Dump in the recommended sealant volume and install the tire bead back onto the rim. You will likely need a high volume floor pump, charger pump or a compressor to re-set the tire bead onto the rim. Pump it back up until the tire seats completely – don’t be alarmed if you hear a loud pop, and don’t exceed the tire’s maximum pressure. Once the bead is seated on both sides, you can then set your tires back to your preferred riding pressure.

Brake Pads and Rotors

Check to see that there is an adequate amount of brake pad left – this goes for disc brake and rim brake systems. Many rim brake pads will have a small line indicating their wear limit. If you are running disc brakes, you want to see about 2.5mm of brake pad material left. If the brake pads are worn past this point it’s a good idea to replace them. Also check to see if the pads are wearing evenly.
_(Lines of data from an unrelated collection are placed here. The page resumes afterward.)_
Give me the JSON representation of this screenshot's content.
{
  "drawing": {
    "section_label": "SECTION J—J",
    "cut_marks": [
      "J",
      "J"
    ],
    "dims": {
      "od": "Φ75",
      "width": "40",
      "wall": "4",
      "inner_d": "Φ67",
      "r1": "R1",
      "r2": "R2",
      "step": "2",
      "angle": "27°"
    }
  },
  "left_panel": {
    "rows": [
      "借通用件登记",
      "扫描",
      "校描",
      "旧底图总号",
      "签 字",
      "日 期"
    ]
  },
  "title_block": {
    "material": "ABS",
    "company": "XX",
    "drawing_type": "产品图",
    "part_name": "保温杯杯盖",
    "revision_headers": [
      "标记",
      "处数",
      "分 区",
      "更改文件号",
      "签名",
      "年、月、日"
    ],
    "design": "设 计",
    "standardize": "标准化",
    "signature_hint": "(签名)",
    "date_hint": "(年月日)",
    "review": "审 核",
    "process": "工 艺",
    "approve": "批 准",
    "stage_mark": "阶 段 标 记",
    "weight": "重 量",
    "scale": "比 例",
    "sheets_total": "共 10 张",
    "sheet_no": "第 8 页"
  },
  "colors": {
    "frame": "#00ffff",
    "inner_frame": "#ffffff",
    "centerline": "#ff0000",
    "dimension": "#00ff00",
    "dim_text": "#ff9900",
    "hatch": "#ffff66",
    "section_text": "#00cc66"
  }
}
If one is significantly more worn than the other, it could result in the pad backing contacting the rotor and generally poor braking, as well as damage to the rotors. 

If your brake pads are worn down to the metal it is most definitely time to replace not only the brake pads but the rotors as well. More about this topic in our next post!

Drivetrain

If you are experiencing poor shifting regardless of derailleur adjustments, excessive noise from your chain, or excessive chain slap, it’s probably time for a new chain and or cassette. If the cassette has excessive burring on the teeth of the cogs a brand new chain may not sync with old cassette and may slip or pop in certain gears. Shifting performance will also suffer. Other ways to look for wear on your drivetrain, is if the teeth of the cogs, or the teeth of your chain rings have a very sharp shark tooth profile on the loaded edge. If you notice this shark tooth profile then it is time to replace. Our chain tool is ready to do the job, even for new Sram AXS 12-speed drivetrains. 

Visit Your Local Bike Shop

If you’re uncomfortable making any of these repairs, or unsure of if you should replace a part due to wear, always be sure to take your bike to your local bike shop. But having this information can at least help you be informed, and help you and your mechanic communicate. 

Mike Gavagan is the owner and sole mechanic of Gav the Mechanic. Mike has years of retail service experience, but has also worked for numerous pro and amateur teams such as Drapac Cycling, Specialized S-Racing, Rally UHC, and Slipstream Sports.